> [Exercise instructions] Show each line of the data below that has the string "content" in it.

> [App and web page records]
* * * * * * *

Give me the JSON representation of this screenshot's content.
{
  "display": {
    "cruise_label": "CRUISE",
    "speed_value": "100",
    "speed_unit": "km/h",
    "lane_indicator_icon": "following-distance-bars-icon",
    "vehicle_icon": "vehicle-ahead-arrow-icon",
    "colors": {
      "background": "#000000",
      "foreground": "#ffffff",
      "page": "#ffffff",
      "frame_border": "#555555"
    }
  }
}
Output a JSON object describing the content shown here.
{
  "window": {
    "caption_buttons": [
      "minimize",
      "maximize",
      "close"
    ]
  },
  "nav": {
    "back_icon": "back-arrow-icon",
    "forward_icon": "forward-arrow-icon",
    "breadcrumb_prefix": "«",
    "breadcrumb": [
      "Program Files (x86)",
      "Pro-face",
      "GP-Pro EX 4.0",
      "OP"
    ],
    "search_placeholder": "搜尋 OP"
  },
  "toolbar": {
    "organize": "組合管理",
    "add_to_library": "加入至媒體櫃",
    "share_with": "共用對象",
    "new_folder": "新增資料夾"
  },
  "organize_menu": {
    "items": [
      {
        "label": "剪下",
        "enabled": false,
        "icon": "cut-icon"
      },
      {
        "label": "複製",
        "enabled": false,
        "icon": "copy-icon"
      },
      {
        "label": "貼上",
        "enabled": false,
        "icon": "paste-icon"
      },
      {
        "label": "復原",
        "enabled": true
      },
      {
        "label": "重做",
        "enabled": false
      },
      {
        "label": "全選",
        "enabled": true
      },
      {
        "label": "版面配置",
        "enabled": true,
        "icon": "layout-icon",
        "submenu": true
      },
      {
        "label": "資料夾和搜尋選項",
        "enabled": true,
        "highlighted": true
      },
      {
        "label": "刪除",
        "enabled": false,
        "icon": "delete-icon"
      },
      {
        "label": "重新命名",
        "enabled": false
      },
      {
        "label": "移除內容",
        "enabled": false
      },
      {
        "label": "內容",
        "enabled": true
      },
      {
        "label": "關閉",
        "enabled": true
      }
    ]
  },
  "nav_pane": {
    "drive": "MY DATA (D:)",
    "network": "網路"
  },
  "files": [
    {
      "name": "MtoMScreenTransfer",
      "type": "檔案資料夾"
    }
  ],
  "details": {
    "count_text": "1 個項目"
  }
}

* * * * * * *

> [Answer to the exercise]
Give me the JSON representation of this screenshot's content.
Output a JSON object describing the content shown here.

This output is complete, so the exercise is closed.